> [Task objective]
Your answer must be a single number: how many lines in the records include the word "pane".

--- Task inputs ---

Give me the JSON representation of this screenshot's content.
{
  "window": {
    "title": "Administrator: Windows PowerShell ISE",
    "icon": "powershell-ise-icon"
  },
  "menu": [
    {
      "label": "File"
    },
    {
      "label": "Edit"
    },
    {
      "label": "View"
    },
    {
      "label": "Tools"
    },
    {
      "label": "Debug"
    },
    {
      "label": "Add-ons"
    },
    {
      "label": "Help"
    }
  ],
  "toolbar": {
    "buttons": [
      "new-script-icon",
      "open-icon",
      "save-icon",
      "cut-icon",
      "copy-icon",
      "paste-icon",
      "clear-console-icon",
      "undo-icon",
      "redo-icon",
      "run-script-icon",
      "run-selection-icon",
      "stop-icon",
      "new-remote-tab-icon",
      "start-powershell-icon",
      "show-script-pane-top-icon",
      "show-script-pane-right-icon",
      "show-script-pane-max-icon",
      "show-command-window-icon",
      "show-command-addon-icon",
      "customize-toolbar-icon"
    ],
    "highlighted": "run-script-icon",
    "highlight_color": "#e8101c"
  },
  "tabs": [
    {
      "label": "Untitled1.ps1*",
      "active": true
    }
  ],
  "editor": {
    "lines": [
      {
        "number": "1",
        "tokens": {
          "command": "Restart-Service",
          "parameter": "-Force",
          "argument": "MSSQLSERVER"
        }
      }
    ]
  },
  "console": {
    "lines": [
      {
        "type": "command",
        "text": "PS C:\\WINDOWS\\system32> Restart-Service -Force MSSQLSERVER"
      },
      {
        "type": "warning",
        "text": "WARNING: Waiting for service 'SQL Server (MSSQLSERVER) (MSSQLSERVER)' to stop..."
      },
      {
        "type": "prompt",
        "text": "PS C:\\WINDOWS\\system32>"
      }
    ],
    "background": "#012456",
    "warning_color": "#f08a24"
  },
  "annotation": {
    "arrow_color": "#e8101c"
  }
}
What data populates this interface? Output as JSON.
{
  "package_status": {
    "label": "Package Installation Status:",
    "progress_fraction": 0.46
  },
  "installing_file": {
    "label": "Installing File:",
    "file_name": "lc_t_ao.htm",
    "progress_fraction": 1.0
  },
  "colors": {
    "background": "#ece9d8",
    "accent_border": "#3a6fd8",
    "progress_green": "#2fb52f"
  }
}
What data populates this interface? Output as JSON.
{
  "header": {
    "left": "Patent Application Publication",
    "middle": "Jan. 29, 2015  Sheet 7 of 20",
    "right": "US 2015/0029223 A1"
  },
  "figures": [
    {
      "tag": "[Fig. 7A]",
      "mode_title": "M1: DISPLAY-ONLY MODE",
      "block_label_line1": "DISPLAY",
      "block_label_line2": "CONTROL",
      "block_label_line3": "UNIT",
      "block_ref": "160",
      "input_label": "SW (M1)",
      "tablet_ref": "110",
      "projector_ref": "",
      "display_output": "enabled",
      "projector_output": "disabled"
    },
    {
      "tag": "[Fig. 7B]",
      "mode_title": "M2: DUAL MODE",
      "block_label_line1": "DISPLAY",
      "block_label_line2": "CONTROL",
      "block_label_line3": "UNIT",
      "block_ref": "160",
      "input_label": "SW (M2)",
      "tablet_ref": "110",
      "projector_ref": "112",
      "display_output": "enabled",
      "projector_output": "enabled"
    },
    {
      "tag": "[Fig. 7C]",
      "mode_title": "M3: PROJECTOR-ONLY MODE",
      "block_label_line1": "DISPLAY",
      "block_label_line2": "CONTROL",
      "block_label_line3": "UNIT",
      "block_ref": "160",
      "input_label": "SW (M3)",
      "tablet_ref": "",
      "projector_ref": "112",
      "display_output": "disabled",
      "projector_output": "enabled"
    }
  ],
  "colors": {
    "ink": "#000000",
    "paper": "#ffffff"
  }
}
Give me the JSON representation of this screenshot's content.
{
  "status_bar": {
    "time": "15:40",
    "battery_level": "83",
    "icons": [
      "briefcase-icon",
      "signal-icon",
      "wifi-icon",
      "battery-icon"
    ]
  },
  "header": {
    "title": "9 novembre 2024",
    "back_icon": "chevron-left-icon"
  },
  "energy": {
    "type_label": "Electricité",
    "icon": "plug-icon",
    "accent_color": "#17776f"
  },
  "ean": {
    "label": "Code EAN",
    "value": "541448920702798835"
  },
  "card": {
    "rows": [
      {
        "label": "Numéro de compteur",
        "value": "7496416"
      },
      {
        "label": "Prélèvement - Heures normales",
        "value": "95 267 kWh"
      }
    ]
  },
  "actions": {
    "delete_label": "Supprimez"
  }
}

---

> [Expected answer]
3